Records supplied: Begin
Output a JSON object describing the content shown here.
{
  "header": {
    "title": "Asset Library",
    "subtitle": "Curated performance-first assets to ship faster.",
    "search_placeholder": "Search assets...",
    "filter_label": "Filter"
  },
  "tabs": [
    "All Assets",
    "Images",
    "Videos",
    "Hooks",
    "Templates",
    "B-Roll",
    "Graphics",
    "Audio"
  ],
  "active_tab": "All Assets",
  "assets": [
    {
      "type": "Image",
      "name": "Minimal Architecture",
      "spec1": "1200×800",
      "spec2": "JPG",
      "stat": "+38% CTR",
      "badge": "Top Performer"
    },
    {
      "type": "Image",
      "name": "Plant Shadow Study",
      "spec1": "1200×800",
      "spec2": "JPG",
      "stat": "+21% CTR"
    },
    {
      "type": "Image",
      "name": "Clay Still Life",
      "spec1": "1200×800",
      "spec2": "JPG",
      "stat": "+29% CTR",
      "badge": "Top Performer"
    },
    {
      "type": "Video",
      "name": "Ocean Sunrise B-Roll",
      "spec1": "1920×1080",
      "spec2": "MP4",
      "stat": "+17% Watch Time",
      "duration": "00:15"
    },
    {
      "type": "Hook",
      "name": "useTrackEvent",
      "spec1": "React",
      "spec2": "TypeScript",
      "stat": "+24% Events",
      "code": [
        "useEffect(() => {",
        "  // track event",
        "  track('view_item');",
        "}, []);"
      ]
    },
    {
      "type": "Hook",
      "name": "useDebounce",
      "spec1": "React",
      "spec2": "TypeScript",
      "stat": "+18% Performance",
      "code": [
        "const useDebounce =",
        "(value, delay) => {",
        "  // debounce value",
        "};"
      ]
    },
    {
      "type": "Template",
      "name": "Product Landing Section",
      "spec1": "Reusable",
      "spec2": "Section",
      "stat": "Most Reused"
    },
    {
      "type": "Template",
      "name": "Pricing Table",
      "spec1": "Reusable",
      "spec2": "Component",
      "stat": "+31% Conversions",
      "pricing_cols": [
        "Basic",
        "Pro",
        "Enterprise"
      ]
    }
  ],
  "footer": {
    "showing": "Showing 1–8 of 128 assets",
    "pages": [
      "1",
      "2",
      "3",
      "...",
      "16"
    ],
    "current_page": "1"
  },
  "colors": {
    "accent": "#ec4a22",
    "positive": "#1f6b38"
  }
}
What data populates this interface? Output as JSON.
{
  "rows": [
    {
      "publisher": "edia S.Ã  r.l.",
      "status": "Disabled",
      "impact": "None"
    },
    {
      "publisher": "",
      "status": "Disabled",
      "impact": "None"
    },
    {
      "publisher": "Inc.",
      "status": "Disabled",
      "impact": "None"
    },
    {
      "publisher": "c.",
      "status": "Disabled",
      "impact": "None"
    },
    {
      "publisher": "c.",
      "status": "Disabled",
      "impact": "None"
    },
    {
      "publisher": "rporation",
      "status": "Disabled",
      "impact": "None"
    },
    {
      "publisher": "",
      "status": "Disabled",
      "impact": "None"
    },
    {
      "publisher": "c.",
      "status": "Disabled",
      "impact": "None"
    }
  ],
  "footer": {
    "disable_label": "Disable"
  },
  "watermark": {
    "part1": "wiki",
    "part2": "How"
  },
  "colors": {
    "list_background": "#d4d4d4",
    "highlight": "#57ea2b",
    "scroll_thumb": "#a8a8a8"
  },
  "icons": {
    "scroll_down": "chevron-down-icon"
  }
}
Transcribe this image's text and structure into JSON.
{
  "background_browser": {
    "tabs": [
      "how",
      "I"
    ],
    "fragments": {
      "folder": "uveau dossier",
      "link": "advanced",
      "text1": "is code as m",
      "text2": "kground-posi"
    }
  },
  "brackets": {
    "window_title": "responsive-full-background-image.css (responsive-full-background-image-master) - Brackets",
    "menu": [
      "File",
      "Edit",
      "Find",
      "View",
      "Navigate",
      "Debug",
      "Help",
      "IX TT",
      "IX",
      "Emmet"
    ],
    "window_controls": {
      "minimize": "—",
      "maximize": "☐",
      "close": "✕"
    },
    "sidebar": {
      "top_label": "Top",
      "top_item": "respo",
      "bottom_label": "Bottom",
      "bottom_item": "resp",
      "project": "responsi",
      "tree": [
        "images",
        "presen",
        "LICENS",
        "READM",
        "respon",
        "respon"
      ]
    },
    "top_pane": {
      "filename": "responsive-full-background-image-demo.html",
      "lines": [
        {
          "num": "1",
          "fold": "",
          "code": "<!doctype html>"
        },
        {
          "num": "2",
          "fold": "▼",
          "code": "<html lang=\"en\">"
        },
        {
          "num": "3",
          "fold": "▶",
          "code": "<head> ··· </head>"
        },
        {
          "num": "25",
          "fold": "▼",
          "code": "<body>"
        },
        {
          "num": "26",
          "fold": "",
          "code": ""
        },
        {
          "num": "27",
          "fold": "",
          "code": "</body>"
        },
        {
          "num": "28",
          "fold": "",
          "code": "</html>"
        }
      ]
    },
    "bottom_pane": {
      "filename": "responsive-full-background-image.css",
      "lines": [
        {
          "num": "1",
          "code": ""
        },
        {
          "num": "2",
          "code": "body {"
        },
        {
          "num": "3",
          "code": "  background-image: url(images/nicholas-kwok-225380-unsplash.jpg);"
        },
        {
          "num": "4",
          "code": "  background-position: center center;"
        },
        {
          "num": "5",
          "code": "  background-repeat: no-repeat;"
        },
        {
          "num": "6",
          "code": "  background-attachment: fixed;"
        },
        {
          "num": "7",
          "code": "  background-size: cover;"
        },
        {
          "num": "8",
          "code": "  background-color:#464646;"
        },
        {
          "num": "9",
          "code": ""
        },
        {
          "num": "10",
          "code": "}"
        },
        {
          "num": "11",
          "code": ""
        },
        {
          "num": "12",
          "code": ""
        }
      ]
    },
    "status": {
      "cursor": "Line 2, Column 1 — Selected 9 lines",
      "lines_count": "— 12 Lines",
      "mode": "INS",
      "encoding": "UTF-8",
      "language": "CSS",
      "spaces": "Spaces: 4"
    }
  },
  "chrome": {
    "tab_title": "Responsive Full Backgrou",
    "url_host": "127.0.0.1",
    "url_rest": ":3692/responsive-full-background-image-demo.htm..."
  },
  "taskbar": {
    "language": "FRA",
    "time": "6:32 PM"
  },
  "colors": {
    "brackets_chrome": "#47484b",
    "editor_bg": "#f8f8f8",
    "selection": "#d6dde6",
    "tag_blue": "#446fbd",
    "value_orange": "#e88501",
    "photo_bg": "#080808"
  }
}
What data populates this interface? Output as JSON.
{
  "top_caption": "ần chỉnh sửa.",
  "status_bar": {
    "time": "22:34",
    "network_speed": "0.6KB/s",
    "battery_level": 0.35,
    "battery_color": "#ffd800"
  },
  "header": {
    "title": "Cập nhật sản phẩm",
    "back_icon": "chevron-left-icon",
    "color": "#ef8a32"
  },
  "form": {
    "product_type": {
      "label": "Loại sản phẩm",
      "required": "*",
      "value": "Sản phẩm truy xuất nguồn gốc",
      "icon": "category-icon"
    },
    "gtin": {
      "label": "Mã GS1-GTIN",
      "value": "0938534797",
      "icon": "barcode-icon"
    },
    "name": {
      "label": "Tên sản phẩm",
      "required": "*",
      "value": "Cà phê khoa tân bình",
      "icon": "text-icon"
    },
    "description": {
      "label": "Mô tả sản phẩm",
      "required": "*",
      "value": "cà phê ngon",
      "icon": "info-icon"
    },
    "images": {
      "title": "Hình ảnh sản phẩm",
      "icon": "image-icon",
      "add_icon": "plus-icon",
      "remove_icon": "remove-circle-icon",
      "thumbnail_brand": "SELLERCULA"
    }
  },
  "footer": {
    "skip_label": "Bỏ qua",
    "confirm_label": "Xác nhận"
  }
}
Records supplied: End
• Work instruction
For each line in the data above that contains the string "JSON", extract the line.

• Response for this exercise
Output a JSON object describing the content shown here.
What data populates this interface? Output as JSON.
Transcribe this image's text and structure into JSON.
What data populates this interface? Output as JSON.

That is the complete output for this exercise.